Task to carry out:
All lines with the word "Waiting" must be pulled from the entries below.

******************************

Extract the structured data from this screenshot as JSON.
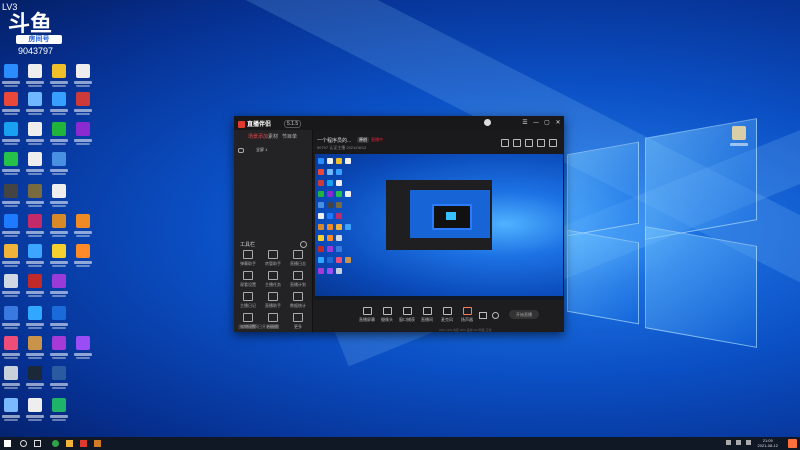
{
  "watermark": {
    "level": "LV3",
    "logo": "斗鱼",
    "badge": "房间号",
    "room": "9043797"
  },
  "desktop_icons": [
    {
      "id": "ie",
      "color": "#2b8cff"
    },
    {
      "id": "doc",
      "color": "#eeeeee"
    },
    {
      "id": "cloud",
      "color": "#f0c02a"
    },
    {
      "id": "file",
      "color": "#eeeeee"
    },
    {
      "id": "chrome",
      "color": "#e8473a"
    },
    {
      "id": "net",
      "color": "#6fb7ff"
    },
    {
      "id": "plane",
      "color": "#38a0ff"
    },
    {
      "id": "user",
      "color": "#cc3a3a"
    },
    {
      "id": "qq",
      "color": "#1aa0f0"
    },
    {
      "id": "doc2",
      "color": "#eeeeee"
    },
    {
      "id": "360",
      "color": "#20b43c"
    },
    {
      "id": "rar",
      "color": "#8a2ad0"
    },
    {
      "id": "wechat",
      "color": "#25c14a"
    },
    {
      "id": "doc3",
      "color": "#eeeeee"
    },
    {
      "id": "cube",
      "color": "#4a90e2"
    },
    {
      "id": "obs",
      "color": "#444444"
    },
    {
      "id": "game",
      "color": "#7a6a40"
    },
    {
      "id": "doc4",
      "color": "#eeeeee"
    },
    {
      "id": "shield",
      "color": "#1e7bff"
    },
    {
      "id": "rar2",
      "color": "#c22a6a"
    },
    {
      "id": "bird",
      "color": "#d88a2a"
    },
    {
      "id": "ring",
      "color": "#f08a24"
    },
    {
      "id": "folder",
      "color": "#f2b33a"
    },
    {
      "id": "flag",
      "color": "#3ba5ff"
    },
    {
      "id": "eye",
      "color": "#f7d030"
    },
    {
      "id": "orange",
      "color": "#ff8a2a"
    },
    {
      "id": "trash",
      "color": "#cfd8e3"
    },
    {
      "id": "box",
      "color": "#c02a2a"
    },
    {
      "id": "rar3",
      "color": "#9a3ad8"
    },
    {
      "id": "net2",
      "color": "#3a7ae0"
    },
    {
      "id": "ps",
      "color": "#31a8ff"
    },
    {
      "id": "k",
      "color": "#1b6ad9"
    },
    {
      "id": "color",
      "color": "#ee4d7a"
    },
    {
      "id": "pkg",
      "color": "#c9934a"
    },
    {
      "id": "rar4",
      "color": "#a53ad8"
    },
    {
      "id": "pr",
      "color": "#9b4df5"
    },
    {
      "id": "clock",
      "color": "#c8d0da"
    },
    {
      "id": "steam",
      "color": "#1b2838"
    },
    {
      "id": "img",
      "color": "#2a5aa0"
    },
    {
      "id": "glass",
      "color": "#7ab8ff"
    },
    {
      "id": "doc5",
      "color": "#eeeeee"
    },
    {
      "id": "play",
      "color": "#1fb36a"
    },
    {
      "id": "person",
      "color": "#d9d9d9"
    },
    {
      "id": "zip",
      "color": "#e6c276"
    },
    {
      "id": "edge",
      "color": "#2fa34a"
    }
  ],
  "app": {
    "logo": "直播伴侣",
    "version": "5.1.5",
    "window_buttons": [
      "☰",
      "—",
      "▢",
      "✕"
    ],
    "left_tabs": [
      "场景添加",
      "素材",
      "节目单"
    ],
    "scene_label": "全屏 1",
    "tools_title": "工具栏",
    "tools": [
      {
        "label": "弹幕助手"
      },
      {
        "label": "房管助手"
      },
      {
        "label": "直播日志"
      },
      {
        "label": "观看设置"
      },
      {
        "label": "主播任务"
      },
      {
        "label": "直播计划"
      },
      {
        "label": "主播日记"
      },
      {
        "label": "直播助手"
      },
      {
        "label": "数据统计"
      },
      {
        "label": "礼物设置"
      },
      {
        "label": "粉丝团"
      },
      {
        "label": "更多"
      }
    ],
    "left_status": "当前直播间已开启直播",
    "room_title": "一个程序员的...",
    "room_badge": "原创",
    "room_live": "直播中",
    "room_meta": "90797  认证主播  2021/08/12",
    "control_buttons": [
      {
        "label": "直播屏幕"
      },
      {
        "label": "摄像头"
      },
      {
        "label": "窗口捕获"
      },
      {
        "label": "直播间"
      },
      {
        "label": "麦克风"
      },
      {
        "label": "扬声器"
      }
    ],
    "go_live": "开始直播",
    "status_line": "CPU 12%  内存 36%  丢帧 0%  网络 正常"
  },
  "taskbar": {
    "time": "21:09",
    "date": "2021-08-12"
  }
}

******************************

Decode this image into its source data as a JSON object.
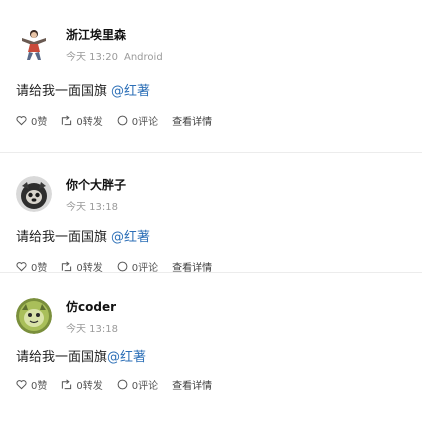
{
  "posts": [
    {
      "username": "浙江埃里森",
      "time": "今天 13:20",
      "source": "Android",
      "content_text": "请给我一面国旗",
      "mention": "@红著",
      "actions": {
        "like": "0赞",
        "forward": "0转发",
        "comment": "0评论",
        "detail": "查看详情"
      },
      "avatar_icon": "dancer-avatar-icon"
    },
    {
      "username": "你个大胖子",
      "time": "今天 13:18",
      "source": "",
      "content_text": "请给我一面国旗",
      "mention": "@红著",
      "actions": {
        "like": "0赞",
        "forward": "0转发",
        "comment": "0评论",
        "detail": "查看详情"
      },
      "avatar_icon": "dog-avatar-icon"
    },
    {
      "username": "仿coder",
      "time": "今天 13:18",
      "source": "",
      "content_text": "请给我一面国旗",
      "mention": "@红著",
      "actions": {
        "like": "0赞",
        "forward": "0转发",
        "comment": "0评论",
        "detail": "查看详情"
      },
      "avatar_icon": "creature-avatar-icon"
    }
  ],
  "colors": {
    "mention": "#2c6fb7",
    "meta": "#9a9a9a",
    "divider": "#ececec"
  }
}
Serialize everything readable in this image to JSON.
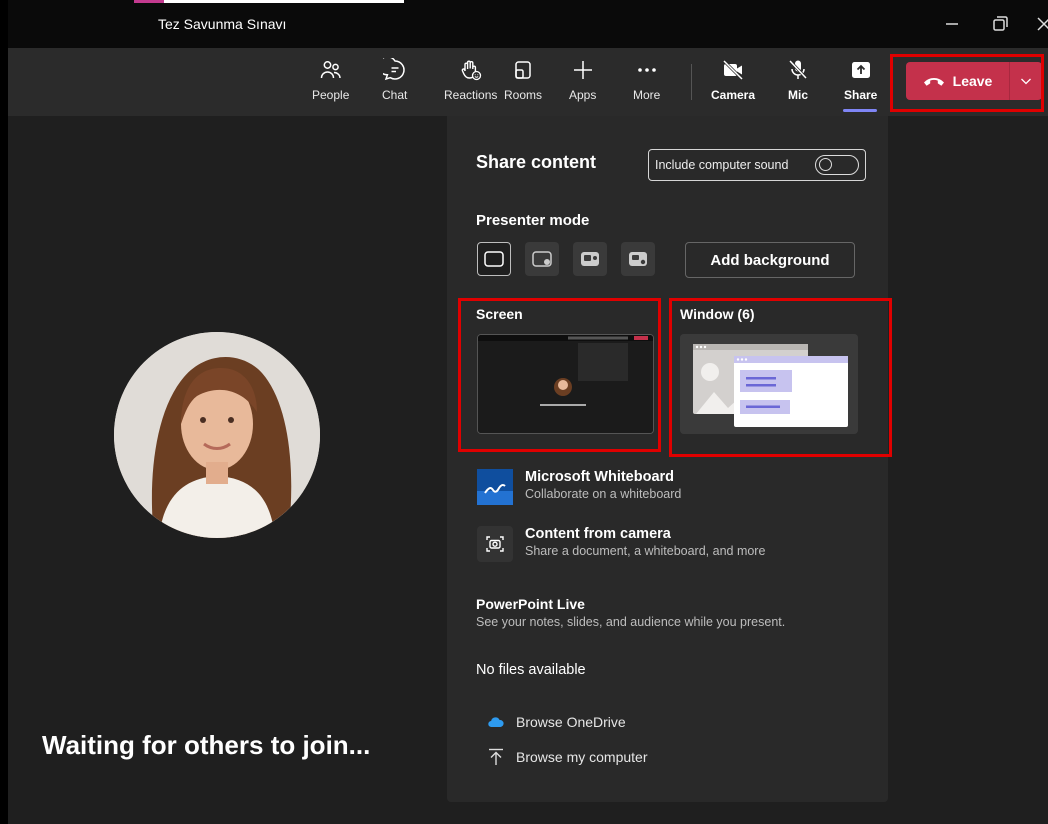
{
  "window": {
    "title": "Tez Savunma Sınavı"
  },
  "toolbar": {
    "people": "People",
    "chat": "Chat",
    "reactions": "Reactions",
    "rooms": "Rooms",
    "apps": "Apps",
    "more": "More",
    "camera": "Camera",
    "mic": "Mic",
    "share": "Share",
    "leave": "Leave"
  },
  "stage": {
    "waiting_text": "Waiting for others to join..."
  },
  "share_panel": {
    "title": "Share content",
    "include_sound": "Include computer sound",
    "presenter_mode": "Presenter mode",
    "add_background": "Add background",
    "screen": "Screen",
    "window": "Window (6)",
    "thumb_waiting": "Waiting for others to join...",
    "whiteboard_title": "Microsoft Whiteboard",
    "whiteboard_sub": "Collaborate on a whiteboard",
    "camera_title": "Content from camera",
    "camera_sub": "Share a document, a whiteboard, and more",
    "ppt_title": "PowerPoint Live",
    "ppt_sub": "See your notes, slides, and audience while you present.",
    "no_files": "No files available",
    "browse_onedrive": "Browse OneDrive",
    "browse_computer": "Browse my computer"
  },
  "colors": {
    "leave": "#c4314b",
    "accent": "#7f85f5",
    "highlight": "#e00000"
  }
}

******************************

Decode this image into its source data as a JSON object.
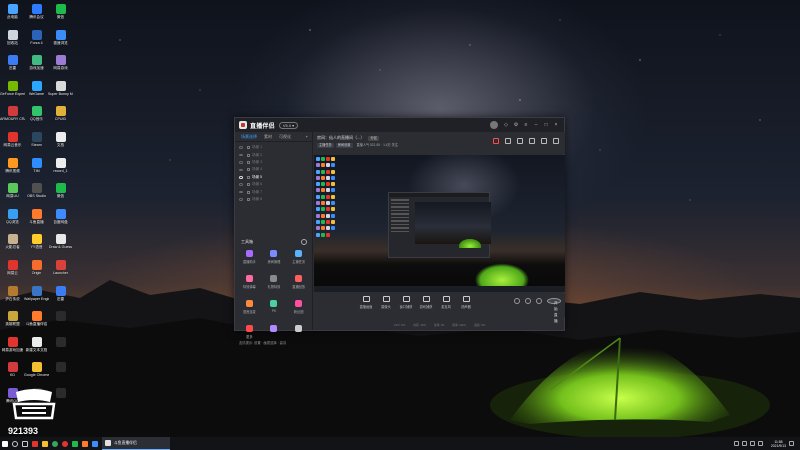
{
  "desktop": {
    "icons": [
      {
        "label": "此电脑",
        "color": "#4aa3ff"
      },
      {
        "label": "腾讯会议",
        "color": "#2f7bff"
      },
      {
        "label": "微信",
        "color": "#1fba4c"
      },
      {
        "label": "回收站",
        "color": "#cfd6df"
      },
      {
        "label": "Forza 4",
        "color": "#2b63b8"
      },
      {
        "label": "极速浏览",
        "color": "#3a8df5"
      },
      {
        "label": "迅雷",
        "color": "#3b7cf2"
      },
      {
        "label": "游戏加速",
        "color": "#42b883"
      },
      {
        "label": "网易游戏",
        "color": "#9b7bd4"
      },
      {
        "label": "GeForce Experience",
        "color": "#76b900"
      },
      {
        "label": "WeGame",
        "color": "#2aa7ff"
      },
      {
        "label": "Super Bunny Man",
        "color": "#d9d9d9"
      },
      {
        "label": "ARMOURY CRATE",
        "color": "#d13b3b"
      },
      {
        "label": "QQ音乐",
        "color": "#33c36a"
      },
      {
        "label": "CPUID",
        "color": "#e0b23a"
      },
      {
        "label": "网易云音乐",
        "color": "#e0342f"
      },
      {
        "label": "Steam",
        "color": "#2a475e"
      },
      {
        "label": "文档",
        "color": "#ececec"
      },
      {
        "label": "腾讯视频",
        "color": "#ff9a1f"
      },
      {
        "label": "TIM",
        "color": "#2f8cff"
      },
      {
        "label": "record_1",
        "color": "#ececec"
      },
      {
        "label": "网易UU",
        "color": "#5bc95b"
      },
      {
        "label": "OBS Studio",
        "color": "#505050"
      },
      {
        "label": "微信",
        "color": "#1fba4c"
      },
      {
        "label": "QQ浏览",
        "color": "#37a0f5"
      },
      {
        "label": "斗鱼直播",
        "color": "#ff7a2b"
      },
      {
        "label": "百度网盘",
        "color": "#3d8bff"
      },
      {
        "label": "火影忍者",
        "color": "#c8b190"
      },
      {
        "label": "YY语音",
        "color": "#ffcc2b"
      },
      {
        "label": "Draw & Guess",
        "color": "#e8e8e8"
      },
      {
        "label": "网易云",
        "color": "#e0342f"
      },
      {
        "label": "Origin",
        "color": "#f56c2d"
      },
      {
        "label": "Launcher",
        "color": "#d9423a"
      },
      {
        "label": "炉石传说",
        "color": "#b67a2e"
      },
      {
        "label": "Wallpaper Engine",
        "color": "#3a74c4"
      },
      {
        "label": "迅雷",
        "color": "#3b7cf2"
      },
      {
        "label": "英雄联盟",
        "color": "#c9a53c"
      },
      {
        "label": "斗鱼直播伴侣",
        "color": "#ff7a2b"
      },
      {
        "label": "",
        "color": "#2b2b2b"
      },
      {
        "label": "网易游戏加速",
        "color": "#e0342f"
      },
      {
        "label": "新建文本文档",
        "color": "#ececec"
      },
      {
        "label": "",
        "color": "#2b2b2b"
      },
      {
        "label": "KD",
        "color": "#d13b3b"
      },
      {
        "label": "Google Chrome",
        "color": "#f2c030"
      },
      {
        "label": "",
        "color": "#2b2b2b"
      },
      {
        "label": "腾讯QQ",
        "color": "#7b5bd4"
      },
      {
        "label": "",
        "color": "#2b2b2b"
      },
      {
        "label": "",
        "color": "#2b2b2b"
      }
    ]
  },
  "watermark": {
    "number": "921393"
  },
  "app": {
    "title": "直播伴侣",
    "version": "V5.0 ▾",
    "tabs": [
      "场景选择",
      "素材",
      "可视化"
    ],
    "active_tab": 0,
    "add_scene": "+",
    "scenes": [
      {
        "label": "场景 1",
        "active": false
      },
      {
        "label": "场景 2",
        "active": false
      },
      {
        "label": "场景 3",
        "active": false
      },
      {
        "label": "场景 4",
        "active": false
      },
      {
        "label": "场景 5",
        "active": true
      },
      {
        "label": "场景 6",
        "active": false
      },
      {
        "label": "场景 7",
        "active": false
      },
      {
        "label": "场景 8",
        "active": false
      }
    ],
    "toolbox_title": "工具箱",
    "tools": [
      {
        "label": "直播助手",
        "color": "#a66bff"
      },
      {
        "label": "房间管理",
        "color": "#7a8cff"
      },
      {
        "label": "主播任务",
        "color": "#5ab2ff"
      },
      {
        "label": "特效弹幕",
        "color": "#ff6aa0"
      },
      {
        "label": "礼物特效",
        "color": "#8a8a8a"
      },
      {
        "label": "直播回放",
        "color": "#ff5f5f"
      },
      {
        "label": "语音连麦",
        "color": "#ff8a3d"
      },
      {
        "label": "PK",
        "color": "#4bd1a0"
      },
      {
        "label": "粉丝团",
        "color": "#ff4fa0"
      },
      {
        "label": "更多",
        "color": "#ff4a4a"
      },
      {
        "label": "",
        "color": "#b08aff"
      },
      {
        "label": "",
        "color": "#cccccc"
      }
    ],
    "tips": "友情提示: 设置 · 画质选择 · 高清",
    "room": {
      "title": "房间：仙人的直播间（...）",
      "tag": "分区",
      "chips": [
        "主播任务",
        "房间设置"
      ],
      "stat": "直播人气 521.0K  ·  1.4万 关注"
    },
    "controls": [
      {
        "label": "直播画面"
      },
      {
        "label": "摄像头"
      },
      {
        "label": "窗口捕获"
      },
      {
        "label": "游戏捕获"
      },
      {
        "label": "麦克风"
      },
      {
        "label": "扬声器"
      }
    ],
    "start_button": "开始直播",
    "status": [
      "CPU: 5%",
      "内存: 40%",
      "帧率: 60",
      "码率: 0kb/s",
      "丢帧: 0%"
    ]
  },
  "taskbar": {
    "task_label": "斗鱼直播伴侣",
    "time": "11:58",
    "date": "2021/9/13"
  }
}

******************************

Solution to this task:
    "waiting_text": "Waiting for others to join..."
    "thumb_waiting": "Waiting for others to join...",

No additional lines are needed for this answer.